_PROBLEM_: Gather all lines from the material that contain the word "subtitle".

_DATA SUPPLIED_:
Content starts

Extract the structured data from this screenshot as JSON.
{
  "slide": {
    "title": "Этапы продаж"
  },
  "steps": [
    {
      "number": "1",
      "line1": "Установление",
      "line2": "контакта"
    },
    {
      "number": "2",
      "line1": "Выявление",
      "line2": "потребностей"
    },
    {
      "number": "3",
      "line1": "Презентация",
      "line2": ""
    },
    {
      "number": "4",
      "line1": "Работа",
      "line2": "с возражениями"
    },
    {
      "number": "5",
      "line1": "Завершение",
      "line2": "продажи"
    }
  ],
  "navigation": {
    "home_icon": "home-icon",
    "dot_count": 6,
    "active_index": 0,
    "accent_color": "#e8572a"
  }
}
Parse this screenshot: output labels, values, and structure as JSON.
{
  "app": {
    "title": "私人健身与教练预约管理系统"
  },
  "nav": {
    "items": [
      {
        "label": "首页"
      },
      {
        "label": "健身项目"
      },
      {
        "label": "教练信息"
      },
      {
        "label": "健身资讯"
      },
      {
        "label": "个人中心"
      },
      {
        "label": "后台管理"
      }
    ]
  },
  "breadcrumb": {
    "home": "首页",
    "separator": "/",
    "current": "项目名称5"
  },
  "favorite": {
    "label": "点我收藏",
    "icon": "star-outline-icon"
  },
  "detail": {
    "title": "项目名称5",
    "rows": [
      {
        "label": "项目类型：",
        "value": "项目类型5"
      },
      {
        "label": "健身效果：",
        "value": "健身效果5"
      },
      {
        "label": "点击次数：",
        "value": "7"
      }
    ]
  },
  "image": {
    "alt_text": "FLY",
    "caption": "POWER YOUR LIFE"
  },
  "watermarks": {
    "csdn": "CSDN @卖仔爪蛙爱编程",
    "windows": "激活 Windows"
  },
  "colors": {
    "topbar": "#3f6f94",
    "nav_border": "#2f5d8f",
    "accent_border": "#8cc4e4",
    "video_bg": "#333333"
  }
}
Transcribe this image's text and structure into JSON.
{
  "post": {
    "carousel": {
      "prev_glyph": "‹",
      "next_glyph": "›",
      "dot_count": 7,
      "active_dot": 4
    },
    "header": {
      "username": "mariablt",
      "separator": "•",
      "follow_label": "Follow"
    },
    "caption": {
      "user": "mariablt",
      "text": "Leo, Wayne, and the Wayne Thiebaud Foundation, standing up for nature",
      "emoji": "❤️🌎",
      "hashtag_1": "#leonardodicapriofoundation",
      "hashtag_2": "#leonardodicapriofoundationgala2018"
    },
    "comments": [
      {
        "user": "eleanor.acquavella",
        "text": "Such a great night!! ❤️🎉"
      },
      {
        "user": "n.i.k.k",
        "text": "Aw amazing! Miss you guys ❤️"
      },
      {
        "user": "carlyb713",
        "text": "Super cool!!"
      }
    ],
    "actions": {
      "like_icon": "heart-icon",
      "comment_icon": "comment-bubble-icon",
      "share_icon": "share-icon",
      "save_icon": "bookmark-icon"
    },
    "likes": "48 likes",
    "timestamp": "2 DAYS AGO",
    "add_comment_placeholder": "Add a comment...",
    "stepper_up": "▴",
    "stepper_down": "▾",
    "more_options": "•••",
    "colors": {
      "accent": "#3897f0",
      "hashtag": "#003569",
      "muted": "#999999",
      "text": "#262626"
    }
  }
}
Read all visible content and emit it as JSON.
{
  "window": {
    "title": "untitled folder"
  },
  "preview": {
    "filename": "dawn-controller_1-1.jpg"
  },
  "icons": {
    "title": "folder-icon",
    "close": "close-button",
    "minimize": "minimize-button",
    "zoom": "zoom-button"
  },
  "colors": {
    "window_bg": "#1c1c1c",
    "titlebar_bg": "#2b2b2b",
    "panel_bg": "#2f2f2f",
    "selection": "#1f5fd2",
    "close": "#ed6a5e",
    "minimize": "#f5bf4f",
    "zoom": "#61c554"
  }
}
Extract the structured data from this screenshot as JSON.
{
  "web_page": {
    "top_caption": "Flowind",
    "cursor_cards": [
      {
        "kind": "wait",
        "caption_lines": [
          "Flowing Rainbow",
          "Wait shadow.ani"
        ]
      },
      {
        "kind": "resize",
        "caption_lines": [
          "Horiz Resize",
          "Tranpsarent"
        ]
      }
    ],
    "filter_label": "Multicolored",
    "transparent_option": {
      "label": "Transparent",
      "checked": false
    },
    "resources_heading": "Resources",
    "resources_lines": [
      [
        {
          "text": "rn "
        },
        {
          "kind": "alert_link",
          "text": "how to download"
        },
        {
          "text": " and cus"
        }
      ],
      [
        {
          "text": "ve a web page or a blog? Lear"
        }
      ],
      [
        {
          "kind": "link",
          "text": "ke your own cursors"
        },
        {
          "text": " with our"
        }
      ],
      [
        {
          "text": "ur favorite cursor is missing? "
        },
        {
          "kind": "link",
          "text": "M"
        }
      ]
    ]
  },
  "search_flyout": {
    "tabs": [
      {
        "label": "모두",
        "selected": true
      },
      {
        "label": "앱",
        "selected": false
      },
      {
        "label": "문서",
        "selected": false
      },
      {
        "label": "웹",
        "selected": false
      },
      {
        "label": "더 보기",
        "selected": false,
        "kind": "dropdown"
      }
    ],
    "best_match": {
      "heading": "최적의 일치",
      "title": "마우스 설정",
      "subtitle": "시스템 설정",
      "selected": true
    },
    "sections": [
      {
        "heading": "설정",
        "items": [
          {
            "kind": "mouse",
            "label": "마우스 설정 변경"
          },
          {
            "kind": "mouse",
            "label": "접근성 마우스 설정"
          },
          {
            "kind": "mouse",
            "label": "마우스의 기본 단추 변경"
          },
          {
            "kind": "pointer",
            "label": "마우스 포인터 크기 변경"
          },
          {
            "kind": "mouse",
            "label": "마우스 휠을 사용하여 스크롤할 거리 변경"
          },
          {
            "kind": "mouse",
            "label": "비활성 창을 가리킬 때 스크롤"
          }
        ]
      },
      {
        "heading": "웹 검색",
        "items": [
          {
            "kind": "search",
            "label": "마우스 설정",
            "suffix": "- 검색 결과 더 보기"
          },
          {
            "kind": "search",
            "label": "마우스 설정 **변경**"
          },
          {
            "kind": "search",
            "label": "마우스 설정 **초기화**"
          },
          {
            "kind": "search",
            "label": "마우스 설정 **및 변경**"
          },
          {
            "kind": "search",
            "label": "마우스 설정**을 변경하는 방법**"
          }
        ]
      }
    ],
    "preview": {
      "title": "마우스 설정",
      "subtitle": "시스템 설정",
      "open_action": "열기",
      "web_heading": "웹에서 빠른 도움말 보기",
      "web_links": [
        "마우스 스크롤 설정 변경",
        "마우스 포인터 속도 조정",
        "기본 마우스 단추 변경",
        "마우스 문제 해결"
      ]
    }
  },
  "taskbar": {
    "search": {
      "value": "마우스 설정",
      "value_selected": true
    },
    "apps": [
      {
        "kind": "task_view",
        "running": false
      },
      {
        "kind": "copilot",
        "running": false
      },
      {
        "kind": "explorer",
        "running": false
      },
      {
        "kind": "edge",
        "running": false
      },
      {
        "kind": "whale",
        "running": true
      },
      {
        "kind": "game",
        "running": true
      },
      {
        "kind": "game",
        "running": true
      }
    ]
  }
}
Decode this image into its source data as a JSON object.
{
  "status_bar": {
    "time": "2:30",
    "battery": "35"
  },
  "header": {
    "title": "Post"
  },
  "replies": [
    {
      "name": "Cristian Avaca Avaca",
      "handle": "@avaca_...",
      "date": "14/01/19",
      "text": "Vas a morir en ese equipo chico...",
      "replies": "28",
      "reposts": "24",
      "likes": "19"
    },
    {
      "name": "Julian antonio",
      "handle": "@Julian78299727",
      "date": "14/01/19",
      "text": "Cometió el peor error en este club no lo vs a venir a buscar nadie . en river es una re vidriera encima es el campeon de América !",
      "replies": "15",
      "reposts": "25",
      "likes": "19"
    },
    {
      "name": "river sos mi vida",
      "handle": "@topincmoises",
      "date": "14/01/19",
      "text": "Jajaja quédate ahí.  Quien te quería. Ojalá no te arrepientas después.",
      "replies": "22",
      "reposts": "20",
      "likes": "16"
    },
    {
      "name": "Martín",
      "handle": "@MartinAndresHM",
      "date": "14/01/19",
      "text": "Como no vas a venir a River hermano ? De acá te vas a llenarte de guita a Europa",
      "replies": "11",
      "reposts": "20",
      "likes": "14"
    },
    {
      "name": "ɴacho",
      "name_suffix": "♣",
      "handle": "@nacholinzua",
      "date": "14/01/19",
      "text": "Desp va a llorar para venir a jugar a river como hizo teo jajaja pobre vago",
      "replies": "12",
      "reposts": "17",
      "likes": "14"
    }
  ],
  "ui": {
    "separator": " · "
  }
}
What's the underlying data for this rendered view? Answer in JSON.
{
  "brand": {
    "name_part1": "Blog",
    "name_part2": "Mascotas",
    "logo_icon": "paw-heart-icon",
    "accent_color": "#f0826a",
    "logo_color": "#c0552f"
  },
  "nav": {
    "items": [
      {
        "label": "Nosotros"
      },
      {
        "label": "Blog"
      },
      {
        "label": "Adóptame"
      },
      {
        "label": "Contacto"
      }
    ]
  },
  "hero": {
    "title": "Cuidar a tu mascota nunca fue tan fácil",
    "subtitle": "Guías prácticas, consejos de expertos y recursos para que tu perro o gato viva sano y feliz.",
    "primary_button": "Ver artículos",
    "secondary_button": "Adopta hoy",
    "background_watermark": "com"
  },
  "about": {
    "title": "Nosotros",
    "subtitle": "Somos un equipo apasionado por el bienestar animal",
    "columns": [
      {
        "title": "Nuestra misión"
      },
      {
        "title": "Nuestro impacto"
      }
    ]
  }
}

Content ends

_SOLUTION TO THIS PROBLEM_:
      "subtitle": "시스템 설정",
      "subtitle": "시스템 설정",
    "subtitle": "Guías prácticas, consejos de expertos y recursos para que tu perro o gato viva sano y feliz.",
    "subtitle": "Somos un equipo apasionado por el bienestar animal",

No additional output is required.